The Spinal Muscular Atrophy Foundation and BG Medicine have announced a collaboration to discover plasma biomarkers of drug efficacy for spinal muscular atrophy (SMA), the leading genetic cause of mortality in infants and toddlers.
This project seeks to discover a clinically-useful molecular biomarker, which can then be used to monitor the efficacy of potential drugs in clinical trials.
“We are pleased to be launching this important step in drug development efforts for SMA,” said Karen Chen, Director, Pre-Clinical Research for the Foundation. “The identification of relevant biomarkers is key to the successful development of new therapeutics for this devastating disease. The unbiased discovery approach taken in this project will add substantially to our understanding of disease and drug effects.”
Spinal muscular atrophy is a genetic motor neuron disease characterized by the wasting of skeletal muscles. As a result of the progressive degeneration of nerve cells in the spinal cord, the disease leads to increasing muscular weakness and atrophy and premature death from respiratory problems. The SMA Foundation estimates that over 50,000 people currently suffer from SMA in the United States, Europe, and Japan, and that the market potential for a drug to treat SMA ranges from $500 million to $1 billion dollars annually.

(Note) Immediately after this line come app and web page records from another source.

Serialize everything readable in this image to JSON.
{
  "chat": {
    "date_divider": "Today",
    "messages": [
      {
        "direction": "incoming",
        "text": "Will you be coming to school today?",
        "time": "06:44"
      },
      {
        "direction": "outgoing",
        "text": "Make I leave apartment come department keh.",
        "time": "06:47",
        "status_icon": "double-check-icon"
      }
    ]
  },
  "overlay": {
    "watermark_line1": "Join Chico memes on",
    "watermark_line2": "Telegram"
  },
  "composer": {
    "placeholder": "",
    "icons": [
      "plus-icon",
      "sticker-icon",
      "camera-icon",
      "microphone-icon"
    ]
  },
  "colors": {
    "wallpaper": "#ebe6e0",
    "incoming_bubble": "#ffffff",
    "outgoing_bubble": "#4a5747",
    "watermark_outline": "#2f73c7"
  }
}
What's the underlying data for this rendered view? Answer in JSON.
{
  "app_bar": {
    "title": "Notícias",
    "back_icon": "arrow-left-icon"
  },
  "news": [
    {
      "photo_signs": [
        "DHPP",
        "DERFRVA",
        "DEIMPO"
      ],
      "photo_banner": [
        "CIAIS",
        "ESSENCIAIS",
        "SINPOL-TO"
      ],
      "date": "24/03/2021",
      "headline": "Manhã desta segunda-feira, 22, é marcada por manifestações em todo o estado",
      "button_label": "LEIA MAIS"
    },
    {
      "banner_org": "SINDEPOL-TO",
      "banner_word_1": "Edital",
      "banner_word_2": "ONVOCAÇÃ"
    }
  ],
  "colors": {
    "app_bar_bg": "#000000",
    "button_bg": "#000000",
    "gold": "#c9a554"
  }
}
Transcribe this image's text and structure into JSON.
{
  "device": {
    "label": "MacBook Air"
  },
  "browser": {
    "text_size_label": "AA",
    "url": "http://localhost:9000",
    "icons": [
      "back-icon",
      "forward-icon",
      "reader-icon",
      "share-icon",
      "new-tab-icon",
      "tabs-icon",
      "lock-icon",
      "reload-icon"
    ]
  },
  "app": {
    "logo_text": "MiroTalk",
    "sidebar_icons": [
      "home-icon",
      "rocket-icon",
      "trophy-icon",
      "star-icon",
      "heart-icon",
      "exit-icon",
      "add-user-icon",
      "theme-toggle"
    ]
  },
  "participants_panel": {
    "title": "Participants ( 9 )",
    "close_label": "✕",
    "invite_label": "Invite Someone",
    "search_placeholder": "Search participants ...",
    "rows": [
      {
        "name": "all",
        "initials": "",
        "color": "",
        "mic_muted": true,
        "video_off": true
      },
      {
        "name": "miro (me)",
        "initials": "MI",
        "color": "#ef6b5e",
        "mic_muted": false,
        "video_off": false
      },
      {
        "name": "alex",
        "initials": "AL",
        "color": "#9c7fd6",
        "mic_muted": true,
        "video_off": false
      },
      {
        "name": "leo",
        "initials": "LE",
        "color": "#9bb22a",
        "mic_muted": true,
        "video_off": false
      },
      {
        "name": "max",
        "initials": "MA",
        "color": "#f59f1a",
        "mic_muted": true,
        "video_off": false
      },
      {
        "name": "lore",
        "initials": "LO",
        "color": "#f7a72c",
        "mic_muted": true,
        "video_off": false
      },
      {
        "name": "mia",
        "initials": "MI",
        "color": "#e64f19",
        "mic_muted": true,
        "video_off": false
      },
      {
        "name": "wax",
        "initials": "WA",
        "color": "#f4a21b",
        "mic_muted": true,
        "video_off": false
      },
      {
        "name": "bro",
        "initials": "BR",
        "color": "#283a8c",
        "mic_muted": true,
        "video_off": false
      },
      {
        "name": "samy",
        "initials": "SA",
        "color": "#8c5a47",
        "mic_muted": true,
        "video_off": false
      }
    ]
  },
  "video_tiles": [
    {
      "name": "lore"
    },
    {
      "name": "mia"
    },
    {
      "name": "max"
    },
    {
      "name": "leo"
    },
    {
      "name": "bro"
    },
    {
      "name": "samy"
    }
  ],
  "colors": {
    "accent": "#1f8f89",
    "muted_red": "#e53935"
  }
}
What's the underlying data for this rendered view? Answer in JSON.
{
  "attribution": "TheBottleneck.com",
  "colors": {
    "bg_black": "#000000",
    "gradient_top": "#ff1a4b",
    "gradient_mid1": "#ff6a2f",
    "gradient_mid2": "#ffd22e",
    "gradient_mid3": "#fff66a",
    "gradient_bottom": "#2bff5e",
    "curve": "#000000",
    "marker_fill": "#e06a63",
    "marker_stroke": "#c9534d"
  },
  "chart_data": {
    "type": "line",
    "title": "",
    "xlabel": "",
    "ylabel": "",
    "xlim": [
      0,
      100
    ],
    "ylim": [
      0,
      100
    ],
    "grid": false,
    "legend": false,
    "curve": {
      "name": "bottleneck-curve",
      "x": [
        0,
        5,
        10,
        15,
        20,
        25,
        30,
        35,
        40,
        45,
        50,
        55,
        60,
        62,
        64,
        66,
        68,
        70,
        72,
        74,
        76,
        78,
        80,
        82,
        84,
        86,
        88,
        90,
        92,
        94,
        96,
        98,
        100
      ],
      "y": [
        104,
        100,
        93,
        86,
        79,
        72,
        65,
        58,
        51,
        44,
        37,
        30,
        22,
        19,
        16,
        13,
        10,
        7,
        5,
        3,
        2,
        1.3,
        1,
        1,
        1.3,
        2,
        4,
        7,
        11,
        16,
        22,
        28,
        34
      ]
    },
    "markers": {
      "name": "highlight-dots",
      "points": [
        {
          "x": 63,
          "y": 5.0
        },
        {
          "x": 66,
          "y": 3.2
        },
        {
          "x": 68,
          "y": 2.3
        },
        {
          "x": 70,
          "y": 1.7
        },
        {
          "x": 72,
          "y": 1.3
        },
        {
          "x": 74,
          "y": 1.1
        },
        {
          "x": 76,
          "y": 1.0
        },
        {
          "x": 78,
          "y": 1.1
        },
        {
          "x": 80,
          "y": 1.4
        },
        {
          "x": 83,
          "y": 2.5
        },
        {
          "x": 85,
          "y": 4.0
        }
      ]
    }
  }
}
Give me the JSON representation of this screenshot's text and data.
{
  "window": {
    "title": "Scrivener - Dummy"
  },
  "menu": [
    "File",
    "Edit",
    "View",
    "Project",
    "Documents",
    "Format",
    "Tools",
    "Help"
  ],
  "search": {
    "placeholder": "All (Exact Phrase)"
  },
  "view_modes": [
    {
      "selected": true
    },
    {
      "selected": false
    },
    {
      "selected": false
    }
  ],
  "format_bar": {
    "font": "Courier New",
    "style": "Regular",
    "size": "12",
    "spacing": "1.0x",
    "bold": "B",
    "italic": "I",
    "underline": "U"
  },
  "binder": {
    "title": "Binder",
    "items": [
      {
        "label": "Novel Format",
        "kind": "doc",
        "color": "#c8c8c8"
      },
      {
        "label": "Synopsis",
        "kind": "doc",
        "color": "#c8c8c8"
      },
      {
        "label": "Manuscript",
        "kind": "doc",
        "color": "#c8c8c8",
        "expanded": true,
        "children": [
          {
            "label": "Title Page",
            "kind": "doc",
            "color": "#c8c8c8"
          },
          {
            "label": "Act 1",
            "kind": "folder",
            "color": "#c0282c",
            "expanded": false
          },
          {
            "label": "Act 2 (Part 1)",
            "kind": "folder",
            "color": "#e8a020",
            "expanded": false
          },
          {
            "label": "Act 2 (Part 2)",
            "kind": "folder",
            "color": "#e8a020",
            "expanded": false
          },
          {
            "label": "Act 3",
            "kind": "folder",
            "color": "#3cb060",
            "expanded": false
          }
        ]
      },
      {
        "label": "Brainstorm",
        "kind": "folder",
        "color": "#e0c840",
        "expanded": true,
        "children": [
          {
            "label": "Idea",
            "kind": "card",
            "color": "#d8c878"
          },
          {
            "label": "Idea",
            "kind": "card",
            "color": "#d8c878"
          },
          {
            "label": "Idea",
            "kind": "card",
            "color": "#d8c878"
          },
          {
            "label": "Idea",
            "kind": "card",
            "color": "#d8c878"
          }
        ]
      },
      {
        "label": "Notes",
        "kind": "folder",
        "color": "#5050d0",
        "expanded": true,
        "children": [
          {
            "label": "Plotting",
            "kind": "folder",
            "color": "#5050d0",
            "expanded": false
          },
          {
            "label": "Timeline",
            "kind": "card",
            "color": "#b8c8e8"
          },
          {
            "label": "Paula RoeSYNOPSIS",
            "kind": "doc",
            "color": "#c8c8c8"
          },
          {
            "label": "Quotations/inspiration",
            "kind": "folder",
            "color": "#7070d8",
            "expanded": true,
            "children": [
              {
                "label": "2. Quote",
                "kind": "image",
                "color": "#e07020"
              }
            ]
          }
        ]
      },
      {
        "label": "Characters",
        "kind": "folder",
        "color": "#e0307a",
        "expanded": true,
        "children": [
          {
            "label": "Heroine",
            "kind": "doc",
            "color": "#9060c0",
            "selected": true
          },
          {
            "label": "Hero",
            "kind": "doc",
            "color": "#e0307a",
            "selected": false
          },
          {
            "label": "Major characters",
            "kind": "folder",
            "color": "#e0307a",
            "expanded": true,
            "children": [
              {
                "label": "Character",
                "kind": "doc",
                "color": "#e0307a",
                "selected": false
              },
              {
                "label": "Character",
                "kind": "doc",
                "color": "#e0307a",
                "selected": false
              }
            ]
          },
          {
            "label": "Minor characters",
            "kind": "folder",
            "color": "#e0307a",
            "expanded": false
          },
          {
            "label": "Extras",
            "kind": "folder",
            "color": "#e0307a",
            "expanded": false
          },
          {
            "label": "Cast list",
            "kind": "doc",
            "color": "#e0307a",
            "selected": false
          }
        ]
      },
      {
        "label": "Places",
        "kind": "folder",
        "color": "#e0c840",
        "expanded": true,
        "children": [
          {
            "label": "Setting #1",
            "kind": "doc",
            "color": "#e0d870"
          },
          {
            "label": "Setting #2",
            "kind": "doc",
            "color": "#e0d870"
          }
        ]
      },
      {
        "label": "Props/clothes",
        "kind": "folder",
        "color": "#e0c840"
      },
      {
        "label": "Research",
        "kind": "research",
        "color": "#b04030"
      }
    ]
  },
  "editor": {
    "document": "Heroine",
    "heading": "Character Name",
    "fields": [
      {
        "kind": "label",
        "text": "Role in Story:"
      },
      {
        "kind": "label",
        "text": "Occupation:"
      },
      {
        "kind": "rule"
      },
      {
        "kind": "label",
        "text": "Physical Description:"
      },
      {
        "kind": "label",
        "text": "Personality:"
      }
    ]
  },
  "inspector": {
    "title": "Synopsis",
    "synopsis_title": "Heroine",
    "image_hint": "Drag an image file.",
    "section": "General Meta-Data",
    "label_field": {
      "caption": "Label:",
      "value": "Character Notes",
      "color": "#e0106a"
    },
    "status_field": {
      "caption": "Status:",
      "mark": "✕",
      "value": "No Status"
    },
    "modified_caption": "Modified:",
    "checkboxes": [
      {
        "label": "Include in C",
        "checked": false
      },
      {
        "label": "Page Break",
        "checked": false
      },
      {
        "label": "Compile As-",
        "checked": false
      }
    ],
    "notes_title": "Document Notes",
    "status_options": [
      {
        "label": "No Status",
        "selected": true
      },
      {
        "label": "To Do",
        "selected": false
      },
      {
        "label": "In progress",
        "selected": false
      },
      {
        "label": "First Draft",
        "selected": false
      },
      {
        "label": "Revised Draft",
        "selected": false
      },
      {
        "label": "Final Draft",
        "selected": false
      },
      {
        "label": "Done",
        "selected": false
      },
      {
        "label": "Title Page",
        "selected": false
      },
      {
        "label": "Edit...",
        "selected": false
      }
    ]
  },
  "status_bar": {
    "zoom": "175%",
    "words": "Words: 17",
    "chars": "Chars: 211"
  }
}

As candidate drugs become available for SMA, there will be an increasing need for efficient ways to assess their effectiveness in clinical trials. Molecular biomarkers, which can be measured in easily accessible body fluids such as blood plasma, offer a way to conduct smaller and faster -- and thus lower-cost -- clinical studies. In addition, SMA-related biomarkers could facilitate the development of novel therapeutic strategies for SMA. Scientists believe that finding effective treatments for SMA will also contribute to finding treatments for other devastating neurological diseases such as amyotrophic lateral sclerosis (ALS or “Lou Gehrig's Disease”) and Parkinson's disease.
“In this initial study, we hope to identify biomarkers that can be used to evaluate drug efficacy in this orphan disease and thus help to accelerate drug discovery efforts for SMA and other neurodegenerative diseases,” said Dr. Pieter Muntendam, CEO of BG Medicine.
The SMA Foundation intends to make information obtained from the study available for SMA researchers in the hope that such sharing will help to expedite additional research and scientific advancement.